Data about app and page elements
*** Begin section ***

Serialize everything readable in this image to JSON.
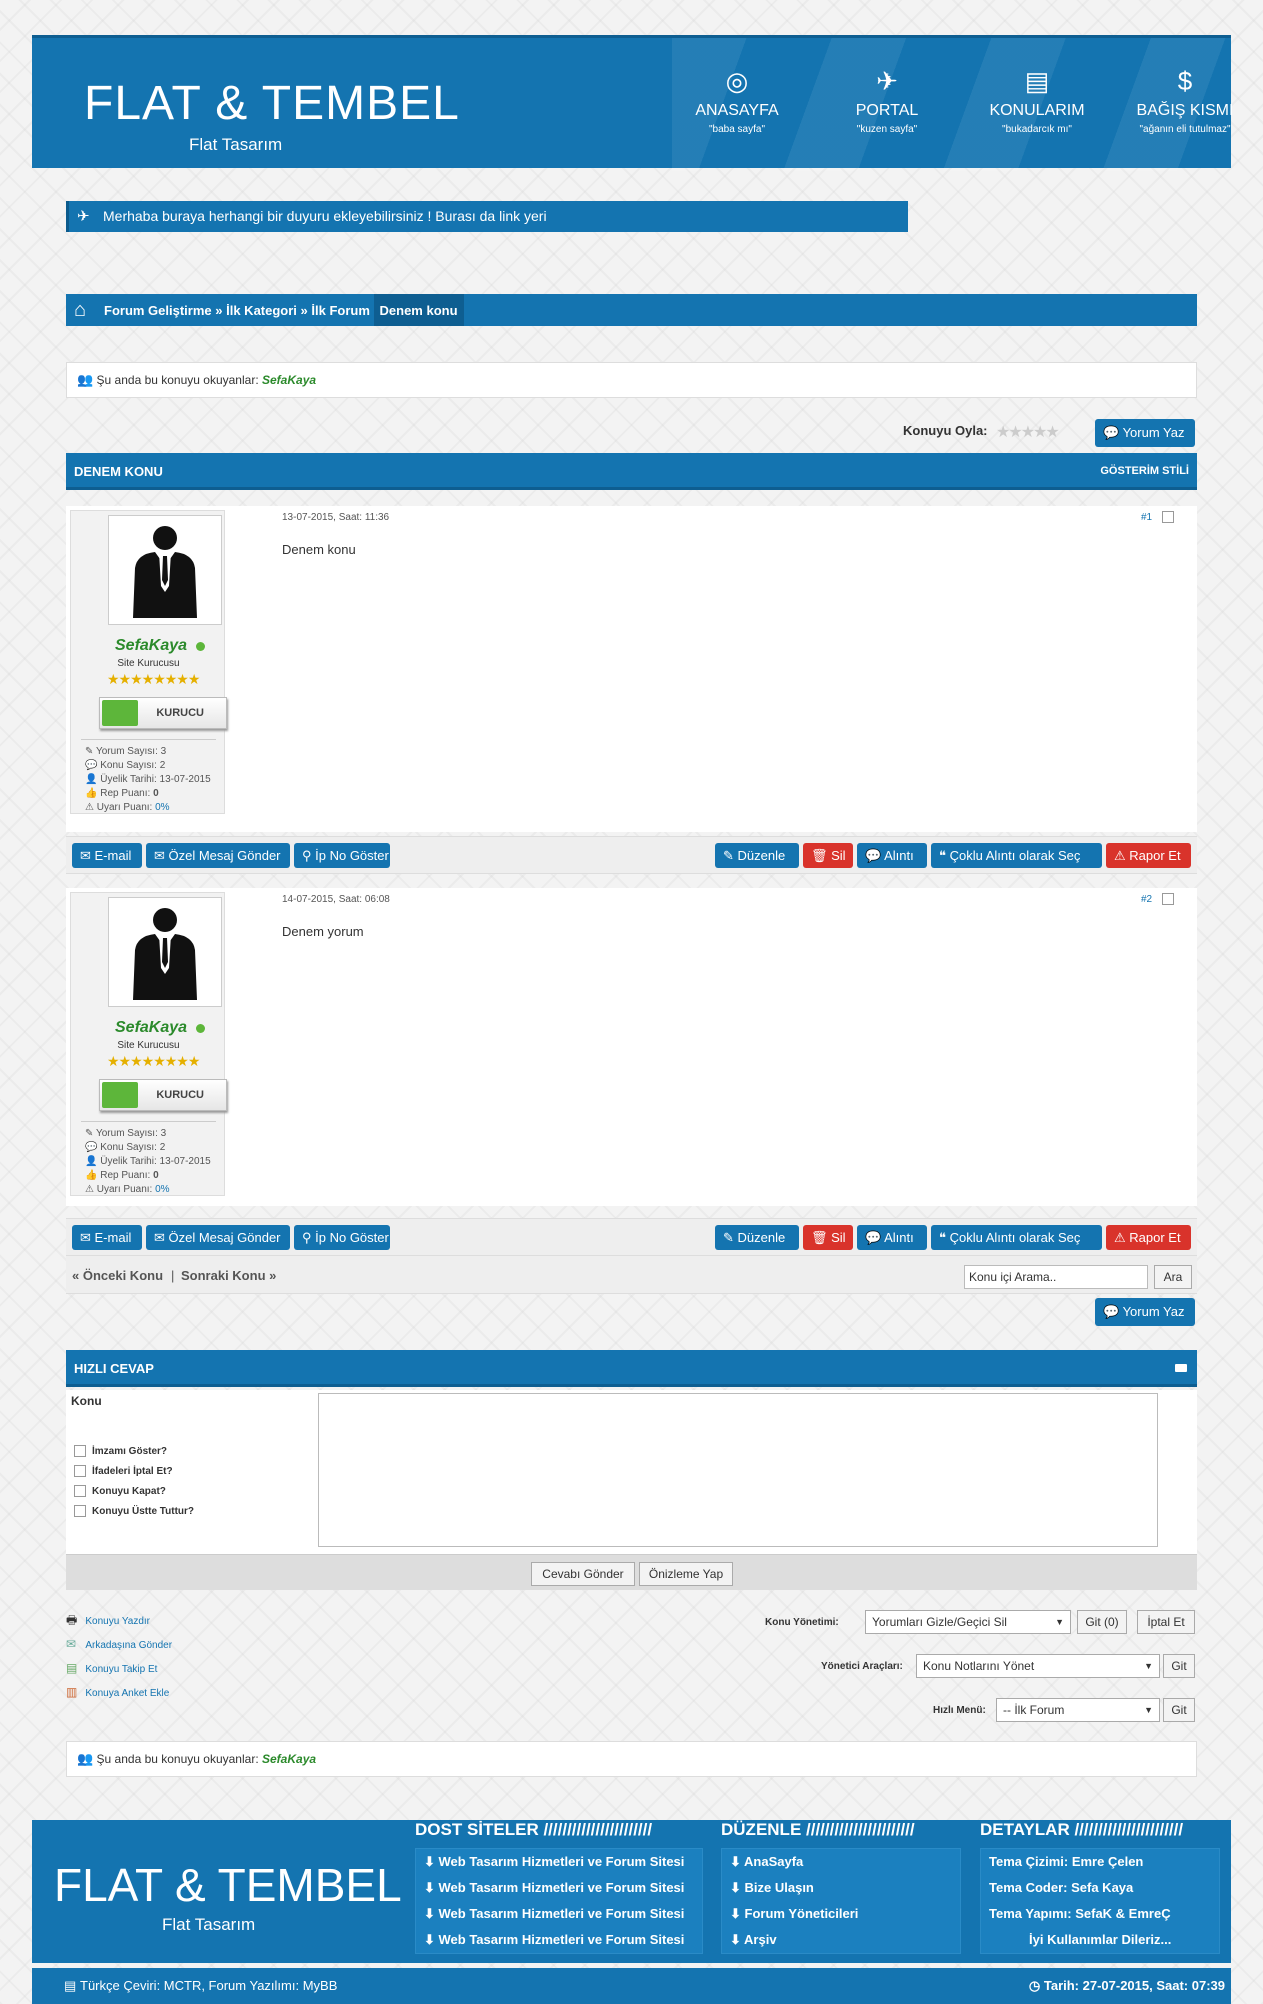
{
  "header": {
    "logo": "FLAT & TEMBEL",
    "logo_sub": "Flat Tasarım",
    "nav": [
      {
        "label": "ANASAYFA",
        "sub": "\"baba sayfa\"",
        "icon": "life-ring-icon"
      },
      {
        "label": "PORTAL",
        "sub": "\"kuzen sayfa\"",
        "icon": "paper-plane-icon"
      },
      {
        "label": "KONULARIM",
        "sub": "\"bukadarcık mı\"",
        "icon": "clipboard-icon"
      },
      {
        "label": "BAĞIŞ KISMI",
        "sub": "\"ağanın eli tutulmaz\"",
        "icon": "dollar-icon"
      }
    ]
  },
  "notice": "Merhaba buraya herhangi bir duyuru ekleyebilirsiniz ! Burası da link yeri",
  "breadcrumb": {
    "items": [
      "Forum Geliştirme",
      "İlk Kategori",
      "İlk Forum"
    ],
    "current": "Denem konu"
  },
  "viewers": {
    "label": "Şu anda bu konuyu okuyanlar:",
    "user": "SefaKaya"
  },
  "rate": {
    "label": "Konuyu Oyla:"
  },
  "reply_btn": "Yorum Yaz",
  "thread": {
    "title": "DENEM KONU",
    "style": "GÖSTERİM STİLİ"
  },
  "posts": [
    {
      "date": "13-07-2015, Saat: 11:36",
      "num": "#1",
      "body": "Denem konu"
    },
    {
      "date": "14-07-2015, Saat: 06:08",
      "num": "#2",
      "body": "Denem yorum"
    }
  ],
  "author": {
    "name": "SefaKaya",
    "title": "Site Kurucusu",
    "badge": "KURUCU",
    "stats": [
      {
        "label": "Yorum Sayısı:",
        "value": "3"
      },
      {
        "label": "Konu Sayısı:",
        "value": "2"
      },
      {
        "label": "Üyelik Tarihi:",
        "value": "13-07-2015"
      },
      {
        "label": "Rep Puanı:",
        "value": "0"
      },
      {
        "label": "Uyarı Puanı:",
        "value": "0%"
      }
    ]
  },
  "post_actions_left": [
    "E-mail",
    "Özel Mesaj Gönder",
    "İp No Göster"
  ],
  "post_actions_right": [
    "Düzenle",
    "Sil",
    "Alıntı",
    "Çoklu Alıntı olarak Seç",
    "Rapor Et"
  ],
  "nav_thread": {
    "prev": "« Önceki Konu",
    "sep": "|",
    "next": "Sonraki Konu »",
    "search_placeholder": "Konu içi Arama..",
    "search_btn": "Ara"
  },
  "quick_reply": {
    "title": "HIZLI CEVAP",
    "subject_label": "Konu",
    "options": [
      "İmzamı Göster?",
      "İfadeleri İptal Et?",
      "Konuyu Kapat?",
      "Konuyu Üstte Tuttur?"
    ],
    "submit": "Cevabı Gönder",
    "preview": "Önizleme Yap"
  },
  "tools": [
    "Konuyu Yazdır",
    "Arkadaşına Gönder",
    "Konuyu Takip Et",
    "Konuya Anket Ekle"
  ],
  "moderation": {
    "label": "Konu Yönetimi:",
    "select": "Yorumları Gizle/Geçici Sil",
    "go": "Git (0)",
    "cancel": "İptal Et",
    "admin_label": "Yönetici Araçları:",
    "admin_select": "Konu Notlarını Yönet",
    "admin_go": "Git",
    "quick_label": "Hızlı Menü:",
    "quick_select": "-- İlk Forum",
    "quick_go": "Git"
  },
  "footer": {
    "logo": "FLAT & TEMBEL",
    "logo_sub": "Flat Tasarım",
    "friends": {
      "title": "DOST SİTELER ///////////////////////",
      "items": [
        "Web Tasarım Hizmetleri ve Forum Sitesi",
        "Web Tasarım Hizmetleri ve Forum Sitesi",
        "Web Tasarım Hizmetleri ve Forum Sitesi",
        "Web Tasarım Hizmetleri ve Forum Sitesi"
      ]
    },
    "edit": {
      "title": "DÜZENLE ///////////////////////",
      "items": [
        "AnaSayfa",
        "Bize Ulaşın",
        "Forum Yöneticileri",
        "Arşiv"
      ]
    },
    "details": {
      "title": "DETAYLAR ///////////////////////",
      "items": [
        "Tema Çizimi: Emre Çelen",
        "Tema Coder: Sefa Kaya",
        "Tema Yapımı: SefaK & EmreÇ",
        "İyi Kullanımlar Dileriz..."
      ]
    },
    "credit": "Türkçe Çeviri: MCTR, Forum Yazılımı: MyBB",
    "date": "Tarih: 27-07-2015, Saat: 07:39"
  },
  "colors": {
    "brand": "#1474b0",
    "danger": "#d9332b",
    "online": "#5db63a"
  }
}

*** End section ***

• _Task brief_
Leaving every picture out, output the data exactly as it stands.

• _Output for this task_
Serialize everything readable in this image to JSON.
{
  "header": {
    "logo": "FLAT & TEMBEL",
    "logo_sub": "Flat Tasarım",
    "nav": [
      {
        "label": "ANASAYFA",
        "sub": "\"baba sayfa\"",
        "icon": "life-ring-icon"
      },
      {
        "label": "PORTAL",
        "sub": "\"kuzen sayfa\"",
        "icon": "paper-plane-icon"
      },
      {
        "label": "KONULARIM",
        "sub": "\"bukadarcık mı\"",
        "icon": "clipboard-icon"
      },
      {
        "label": "BAĞIŞ KISMI",
        "sub": "\"ağanın eli tutulmaz\"",
        "icon": "dollar-icon"
      }
    ]
  },
  "notice": "Merhaba buraya herhangi bir duyuru ekleyebilirsiniz ! Burası da link yeri",
  "breadcrumb": {
    "items": [
      "Forum Geliştirme",
      "İlk Kategori",
      "İlk Forum"
    ],
    "current": "Denem konu"
  },
  "viewers": {
    "label": "Şu anda bu konuyu okuyanlar:",
    "user": "SefaKaya"
  },
  "rate": {
    "label": "Konuyu Oyla:"
  },
  "reply_btn": "Yorum Yaz",
  "thread": {
    "title": "DENEM KONU",
    "style": "GÖSTERİM STİLİ"
  },
  "posts": [
    {
      "date": "13-07-2015, Saat: 11:36",
      "num": "#1",
      "body": "Denem konu"
    },
    {
      "date": "14-07-2015, Saat: 06:08",
      "num": "#2",
      "body": "Denem yorum"
    }
  ],
  "author": {
    "name": "SefaKaya",
    "title": "Site Kurucusu",
    "badge": "KURUCU",
    "stats": [
      {
        "label": "Yorum Sayısı:",
        "value": "3"
      },
      {
        "label": "Konu Sayısı:",
        "value": "2"
      },
      {
        "label": "Üyelik Tarihi:",
        "value": "13-07-2015"
      },
      {
        "label": "Rep Puanı:",
        "value": "0"
      },
      {
        "label": "Uyarı Puanı:",
        "value": "0%"
      }
    ]
  },
  "post_actions_left": [
    "E-mail",
    "Özel Mesaj Gönder",
    "İp No Göster"
  ],
  "post_actions_right": [
    "Düzenle",
    "Sil",
    "Alıntı",
    "Çoklu Alıntı olarak Seç",
    "Rapor Et"
  ],
  "nav_thread": {
    "prev": "« Önceki Konu",
    "sep": "|",
    "next": "Sonraki Konu »",
    "search_placeholder": "Konu içi Arama..",
    "search_btn": "Ara"
  },
  "quick_reply": {
    "title": "HIZLI CEVAP",
    "subject_label": "Konu",
    "options": [
      "İmzamı Göster?",
      "İfadeleri İptal Et?",
      "Konuyu Kapat?",
      "Konuyu Üstte Tuttur?"
    ],
    "submit": "Cevabı Gönder",
    "preview": "Önizleme Yap"
  },
  "tools": [
    "Konuyu Yazdır",
    "Arkadaşına Gönder",
    "Konuyu Takip Et",
    "Konuya Anket Ekle"
  ],
  "moderation": {
    "label": "Konu Yönetimi:",
    "select": "Yorumları Gizle/Geçici Sil",
    "go": "Git (0)",
    "cancel": "İptal Et",
    "admin_label": "Yönetici Araçları:",
    "admin_select": "Konu Notlarını Yönet",
    "admin_go": "Git",
    "quick_label": "Hızlı Menü:",
    "quick_select": "-- İlk Forum",
    "quick_go": "Git"
  },
  "footer": {
    "logo": "FLAT & TEMBEL",
    "logo_sub": "Flat Tasarım",
    "friends": {
      "title": "DOST SİTELER ///////////////////////",
      "items": [
        "Web Tasarım Hizmetleri ve Forum Sitesi",
        "Web Tasarım Hizmetleri ve Forum Sitesi",
        "Web Tasarım Hizmetleri ve Forum Sitesi",
        "Web Tasarım Hizmetleri ve Forum Sitesi"
      ]
    },
    "edit": {
      "title": "DÜZENLE ///////////////////////",
      "items": [
        "AnaSayfa",
        "Bize Ulaşın",
        "Forum Yöneticileri",
        "Arşiv"
      ]
    },
    "details": {
      "title": "DETAYLAR ///////////////////////",
      "items": [
        "Tema Çizimi: Emre Çelen",
        "Tema Coder: Sefa Kaya",
        "Tema Yapımı: SefaK & EmreÇ",
        "İyi Kullanımlar Dileriz..."
      ]
    },
    "credit": "Türkçe Çeviri: MCTR, Forum Yazılımı: MyBB",
    "date": "Tarih: 27-07-2015, Saat: 07:39"
  },
  "colors": {
    "brand": "#1474b0",
    "danger": "#d9332b",
    "online": "#5db63a"
  }
}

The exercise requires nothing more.